(EXERCISE DESCRIPTION): The lines you need are those holding the word "Muhammad"; pull them from the material.

== Segment start ==

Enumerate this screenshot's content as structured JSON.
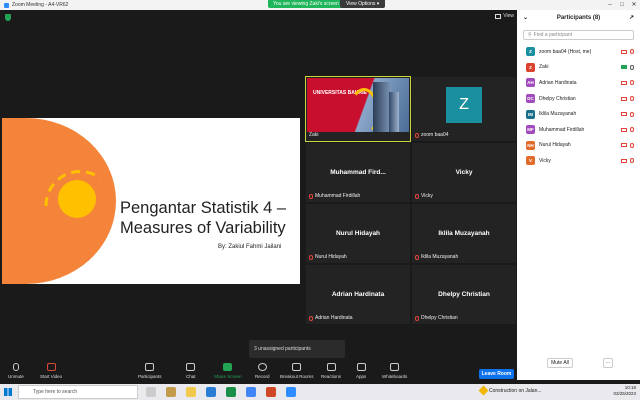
{
  "window": {
    "title": "Zoom Meeting - A4-VR62"
  },
  "share_banner": {
    "viewing_text": "You are viewing Zaki's screen",
    "view_options_label": "View Options"
  },
  "view_button": {
    "label": "View"
  },
  "slide": {
    "title": "Pengantar Statistik 4 – Measures of Variability",
    "author": "By: Zakiul Fahmi Jailani"
  },
  "tiles": [
    {
      "name": "",
      "label": "Zaki",
      "banner_text": "UNIVERSITAS BAKRIE"
    },
    {
      "name": "",
      "label": "zoom baa04",
      "avatar_letter": "Z"
    },
    {
      "name": "Muhammad  Fird...",
      "label": "Muhammad Firdillah"
    },
    {
      "name": "Vicky",
      "label": "Vicky"
    },
    {
      "name": "Nurul Hidayah",
      "label": "Nurul Hidayah"
    },
    {
      "name": "Iklila Muzayanah",
      "label": "Iklila Muzayanah"
    },
    {
      "name": "Adrian Hardinata",
      "label": "Adrian Hardinata"
    },
    {
      "name": "Dhelpy Christian",
      "label": "Dhelpy Christian"
    }
  ],
  "unassigned": {
    "text": "3 unassigned participants"
  },
  "participants_panel": {
    "title": "Participants (8)",
    "search_placeholder": "Find a participant",
    "participants": [
      {
        "initials": "Z",
        "name": "zoom baa04 (Host, me)",
        "color": "#1a8fa0",
        "mic": "off",
        "cam": "off"
      },
      {
        "initials": "Z",
        "name": "Zaki",
        "color": "#d9442f",
        "mic": "on",
        "cam": "on"
      },
      {
        "initials": "AH",
        "name": "Adrian Hardinata",
        "color": "#a14bbd",
        "mic": "off",
        "cam": "off"
      },
      {
        "initials": "DC",
        "name": "Dhelpy Christian",
        "color": "#a14bbd",
        "mic": "off",
        "cam": "off"
      },
      {
        "initials": "IM",
        "name": "Iklila Muzayanah",
        "color": "#1a6f8a",
        "mic": "off",
        "cam": "off"
      },
      {
        "initials": "MF",
        "name": "Muhammad Firdillah",
        "color": "#a14bbd",
        "mic": "off",
        "cam": "off"
      },
      {
        "initials": "NH",
        "name": "Nurul Hidayah",
        "color": "#e06b2a",
        "mic": "off",
        "cam": "off"
      },
      {
        "initials": "V",
        "name": "Vicky",
        "color": "#e06b2a",
        "mic": "off",
        "cam": "off"
      }
    ],
    "mute_all_label": "Mute All",
    "more_label": "..."
  },
  "toolbar": {
    "unmute": "Unmute",
    "start_video": "Start Video",
    "participants": "Participants",
    "participants_count": "8",
    "chat": "Chat",
    "share_screen": "Share Screen",
    "record": "Record",
    "breakout_rooms": "Breakout Rooms",
    "reactions": "Reactions",
    "apps": "Apps",
    "whiteboards": "Whiteboards",
    "leave": "Leave Room"
  },
  "taskbar": {
    "search_placeholder": "Type here to search",
    "weather_text": "Construction on Jalan...",
    "time": "10:18",
    "date": "03/25/2023"
  }
}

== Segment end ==

(RESULT):
      "name": "Muhammad  Fird...",
      "label": "Muhammad Firdillah"
        "name": "Muhammad Firdillah",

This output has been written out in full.